What you need to do: Your task is to find every line in the records that holds the string "site" and copy it.

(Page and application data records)
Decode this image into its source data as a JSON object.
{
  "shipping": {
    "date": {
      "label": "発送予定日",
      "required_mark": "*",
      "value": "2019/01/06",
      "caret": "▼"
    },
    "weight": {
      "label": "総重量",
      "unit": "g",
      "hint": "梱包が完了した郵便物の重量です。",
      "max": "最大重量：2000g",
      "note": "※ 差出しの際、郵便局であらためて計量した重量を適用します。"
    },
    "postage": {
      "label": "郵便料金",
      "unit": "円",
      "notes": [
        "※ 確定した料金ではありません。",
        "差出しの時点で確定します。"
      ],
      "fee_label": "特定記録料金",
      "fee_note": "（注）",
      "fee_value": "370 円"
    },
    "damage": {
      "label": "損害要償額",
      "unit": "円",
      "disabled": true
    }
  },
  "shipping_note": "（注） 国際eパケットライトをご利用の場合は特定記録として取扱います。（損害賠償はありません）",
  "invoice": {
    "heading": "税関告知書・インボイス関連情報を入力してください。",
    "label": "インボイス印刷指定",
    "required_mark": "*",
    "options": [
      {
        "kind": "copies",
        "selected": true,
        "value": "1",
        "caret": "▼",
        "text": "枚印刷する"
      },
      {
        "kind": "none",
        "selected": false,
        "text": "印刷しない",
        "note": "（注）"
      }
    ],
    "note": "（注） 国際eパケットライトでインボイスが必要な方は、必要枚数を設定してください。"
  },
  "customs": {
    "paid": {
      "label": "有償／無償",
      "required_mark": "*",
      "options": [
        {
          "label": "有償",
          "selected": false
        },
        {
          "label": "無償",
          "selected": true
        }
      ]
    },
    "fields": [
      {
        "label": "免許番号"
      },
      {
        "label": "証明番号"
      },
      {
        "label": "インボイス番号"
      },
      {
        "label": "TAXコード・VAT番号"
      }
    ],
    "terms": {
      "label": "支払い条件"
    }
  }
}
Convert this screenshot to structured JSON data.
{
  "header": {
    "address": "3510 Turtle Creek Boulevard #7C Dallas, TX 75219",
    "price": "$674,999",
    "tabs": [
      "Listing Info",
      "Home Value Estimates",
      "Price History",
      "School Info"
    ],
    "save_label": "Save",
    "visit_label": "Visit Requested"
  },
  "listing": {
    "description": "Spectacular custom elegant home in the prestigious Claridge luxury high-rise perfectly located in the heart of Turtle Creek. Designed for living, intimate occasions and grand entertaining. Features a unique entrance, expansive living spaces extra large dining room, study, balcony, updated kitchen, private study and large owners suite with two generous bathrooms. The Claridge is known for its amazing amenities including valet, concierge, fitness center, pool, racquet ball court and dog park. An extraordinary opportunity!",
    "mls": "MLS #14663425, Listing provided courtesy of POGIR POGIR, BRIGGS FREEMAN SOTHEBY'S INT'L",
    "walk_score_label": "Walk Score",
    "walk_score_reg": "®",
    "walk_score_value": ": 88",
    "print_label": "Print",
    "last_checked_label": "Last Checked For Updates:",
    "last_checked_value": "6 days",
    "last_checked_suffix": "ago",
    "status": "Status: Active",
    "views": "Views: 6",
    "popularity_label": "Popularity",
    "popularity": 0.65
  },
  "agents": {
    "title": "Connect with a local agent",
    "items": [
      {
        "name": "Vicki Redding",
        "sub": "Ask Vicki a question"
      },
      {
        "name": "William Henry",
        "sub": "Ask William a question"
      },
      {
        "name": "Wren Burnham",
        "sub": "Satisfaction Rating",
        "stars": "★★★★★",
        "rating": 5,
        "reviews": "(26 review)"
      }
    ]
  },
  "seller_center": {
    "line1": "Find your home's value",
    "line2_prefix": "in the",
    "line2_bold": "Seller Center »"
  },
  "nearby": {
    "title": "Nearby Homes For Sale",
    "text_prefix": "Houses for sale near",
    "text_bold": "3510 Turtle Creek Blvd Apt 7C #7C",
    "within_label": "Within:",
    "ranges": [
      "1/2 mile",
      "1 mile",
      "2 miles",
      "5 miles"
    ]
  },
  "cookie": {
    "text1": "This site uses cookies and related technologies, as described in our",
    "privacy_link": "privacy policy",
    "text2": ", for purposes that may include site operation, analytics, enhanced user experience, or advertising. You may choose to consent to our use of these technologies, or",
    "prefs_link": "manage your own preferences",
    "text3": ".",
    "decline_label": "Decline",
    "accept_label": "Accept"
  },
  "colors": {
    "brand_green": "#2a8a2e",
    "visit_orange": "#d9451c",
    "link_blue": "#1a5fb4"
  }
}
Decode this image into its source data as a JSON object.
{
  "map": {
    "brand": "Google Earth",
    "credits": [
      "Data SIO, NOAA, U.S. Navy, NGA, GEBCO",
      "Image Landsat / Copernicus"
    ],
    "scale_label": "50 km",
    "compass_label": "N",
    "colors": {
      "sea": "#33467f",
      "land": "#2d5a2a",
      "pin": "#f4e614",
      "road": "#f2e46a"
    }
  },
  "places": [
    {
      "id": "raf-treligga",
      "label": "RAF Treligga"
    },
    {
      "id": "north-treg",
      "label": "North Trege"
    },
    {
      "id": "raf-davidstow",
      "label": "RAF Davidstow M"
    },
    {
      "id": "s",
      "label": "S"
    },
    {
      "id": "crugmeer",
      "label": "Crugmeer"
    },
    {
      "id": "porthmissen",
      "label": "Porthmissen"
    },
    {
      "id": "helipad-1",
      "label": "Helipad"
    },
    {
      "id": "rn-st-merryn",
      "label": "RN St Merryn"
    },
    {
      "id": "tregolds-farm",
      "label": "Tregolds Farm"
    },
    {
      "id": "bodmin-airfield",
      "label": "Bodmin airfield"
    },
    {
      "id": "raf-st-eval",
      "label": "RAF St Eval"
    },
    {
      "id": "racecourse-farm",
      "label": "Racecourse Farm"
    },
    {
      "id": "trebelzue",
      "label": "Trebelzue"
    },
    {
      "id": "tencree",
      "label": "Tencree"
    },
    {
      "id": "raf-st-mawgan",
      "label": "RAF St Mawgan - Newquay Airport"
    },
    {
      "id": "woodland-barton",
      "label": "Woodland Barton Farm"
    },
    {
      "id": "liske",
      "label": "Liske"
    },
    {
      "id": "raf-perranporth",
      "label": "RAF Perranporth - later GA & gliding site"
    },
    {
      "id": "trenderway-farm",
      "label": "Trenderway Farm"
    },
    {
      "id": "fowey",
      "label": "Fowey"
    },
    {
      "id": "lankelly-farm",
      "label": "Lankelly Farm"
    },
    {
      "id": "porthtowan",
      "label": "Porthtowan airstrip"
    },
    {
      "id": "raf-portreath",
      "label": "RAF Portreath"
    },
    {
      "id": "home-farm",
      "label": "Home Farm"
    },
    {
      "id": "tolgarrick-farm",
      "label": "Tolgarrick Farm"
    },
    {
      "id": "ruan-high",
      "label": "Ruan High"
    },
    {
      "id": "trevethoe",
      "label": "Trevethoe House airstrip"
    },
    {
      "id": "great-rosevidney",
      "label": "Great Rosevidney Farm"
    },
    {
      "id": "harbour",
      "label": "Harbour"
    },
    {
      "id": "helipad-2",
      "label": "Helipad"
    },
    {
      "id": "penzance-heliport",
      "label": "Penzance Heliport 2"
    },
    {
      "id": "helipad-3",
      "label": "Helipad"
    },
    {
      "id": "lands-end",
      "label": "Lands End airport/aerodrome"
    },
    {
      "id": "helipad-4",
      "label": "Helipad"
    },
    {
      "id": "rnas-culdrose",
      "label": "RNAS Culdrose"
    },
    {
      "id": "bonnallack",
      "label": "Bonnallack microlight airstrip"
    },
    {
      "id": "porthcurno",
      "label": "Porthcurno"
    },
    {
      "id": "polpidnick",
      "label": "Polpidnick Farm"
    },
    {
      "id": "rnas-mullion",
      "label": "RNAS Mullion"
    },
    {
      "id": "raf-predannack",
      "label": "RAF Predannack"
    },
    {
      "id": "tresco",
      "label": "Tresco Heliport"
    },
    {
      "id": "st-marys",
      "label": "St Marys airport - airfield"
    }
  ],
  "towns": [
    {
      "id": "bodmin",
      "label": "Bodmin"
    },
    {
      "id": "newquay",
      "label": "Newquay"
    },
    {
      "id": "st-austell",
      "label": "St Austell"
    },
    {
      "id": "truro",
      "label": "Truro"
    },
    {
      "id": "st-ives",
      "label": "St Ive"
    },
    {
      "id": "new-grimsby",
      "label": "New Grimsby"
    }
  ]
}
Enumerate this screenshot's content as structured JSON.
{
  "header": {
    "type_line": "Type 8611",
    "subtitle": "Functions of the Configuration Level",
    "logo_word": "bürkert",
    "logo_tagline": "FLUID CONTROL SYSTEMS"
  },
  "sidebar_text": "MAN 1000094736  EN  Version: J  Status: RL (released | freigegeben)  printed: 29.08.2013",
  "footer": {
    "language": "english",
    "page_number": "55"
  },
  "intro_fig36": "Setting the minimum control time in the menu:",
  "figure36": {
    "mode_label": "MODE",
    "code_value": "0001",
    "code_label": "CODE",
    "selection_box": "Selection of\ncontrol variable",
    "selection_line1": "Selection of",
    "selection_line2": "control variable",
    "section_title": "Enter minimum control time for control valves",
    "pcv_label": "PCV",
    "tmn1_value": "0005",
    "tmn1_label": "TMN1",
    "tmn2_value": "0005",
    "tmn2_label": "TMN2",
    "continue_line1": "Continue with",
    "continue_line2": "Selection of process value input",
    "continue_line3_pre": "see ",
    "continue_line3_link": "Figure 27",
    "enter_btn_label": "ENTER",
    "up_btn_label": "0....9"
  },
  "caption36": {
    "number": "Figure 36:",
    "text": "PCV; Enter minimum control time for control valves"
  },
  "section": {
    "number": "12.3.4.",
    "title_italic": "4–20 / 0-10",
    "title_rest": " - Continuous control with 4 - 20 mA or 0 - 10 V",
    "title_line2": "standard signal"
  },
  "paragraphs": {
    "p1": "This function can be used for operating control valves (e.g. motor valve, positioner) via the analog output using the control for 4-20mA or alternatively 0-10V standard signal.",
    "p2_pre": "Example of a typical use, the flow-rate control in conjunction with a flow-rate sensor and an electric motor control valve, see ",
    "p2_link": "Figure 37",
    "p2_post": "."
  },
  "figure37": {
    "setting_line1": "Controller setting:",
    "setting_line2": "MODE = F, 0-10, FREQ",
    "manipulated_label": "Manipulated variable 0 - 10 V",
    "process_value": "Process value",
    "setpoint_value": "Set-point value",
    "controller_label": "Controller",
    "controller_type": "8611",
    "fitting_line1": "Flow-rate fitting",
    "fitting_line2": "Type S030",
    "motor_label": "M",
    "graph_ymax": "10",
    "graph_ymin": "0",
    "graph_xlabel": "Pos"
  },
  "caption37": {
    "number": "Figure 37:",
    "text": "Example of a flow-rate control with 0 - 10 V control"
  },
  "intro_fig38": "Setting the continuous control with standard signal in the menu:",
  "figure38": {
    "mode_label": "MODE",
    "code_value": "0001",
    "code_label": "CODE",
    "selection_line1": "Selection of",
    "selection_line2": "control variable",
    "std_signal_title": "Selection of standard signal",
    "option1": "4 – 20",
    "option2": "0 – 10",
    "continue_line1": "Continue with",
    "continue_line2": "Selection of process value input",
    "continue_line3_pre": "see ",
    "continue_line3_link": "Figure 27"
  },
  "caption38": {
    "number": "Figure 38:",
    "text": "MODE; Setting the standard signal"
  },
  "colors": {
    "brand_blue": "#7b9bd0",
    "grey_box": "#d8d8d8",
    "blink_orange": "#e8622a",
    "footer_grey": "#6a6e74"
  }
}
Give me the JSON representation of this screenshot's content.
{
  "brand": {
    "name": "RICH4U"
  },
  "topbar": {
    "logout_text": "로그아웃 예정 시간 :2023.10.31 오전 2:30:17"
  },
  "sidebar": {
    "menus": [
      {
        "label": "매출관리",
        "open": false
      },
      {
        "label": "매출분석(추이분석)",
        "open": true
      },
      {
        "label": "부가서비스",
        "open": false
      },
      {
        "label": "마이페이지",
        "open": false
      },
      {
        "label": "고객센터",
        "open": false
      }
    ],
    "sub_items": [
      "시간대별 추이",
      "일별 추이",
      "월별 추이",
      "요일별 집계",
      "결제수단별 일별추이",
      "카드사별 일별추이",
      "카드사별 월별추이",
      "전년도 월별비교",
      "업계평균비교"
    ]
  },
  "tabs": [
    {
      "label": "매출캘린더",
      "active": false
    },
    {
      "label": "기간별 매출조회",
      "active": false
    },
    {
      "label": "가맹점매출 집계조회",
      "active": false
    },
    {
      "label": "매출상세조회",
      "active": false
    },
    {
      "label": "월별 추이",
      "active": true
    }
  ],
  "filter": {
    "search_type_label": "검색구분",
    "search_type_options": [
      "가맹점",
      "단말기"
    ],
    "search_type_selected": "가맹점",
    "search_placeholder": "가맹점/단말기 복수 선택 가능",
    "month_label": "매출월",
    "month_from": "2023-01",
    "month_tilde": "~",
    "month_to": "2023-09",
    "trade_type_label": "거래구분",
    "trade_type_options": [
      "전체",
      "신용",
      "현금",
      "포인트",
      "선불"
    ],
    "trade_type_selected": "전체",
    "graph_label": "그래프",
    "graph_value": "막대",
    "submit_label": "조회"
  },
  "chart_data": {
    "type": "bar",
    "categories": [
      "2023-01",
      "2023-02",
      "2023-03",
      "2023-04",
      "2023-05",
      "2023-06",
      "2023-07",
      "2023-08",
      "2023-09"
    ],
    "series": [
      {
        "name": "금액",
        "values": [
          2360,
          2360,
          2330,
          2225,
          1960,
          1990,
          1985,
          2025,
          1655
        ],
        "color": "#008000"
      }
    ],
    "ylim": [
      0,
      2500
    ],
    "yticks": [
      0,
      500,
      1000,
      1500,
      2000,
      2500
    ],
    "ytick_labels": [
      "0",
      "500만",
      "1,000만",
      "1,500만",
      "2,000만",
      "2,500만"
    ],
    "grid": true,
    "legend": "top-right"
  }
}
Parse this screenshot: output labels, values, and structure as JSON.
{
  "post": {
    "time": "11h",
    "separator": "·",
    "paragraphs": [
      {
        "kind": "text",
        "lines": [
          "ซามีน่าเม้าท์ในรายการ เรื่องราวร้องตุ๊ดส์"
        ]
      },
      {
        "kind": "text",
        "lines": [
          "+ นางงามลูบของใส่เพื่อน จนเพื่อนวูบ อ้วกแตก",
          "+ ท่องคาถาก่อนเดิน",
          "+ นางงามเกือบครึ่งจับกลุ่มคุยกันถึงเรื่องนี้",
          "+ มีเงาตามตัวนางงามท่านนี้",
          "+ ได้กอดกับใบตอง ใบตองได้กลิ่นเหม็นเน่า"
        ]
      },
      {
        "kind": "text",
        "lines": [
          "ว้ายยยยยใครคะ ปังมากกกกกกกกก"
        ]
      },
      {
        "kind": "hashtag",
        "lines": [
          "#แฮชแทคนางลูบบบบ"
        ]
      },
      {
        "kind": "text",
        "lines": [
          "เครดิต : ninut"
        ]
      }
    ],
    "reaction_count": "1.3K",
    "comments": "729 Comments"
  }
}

Exercise result:
    "text1": "This site uses cookies and related technologies, as described in our",
    "text2": ", for purposes that may include site operation, analytics, enhanced user experience, or advertising. You may choose to consent to our use of these technologies, or",
      "label": "RAF Perranporth - later GA & gliding site"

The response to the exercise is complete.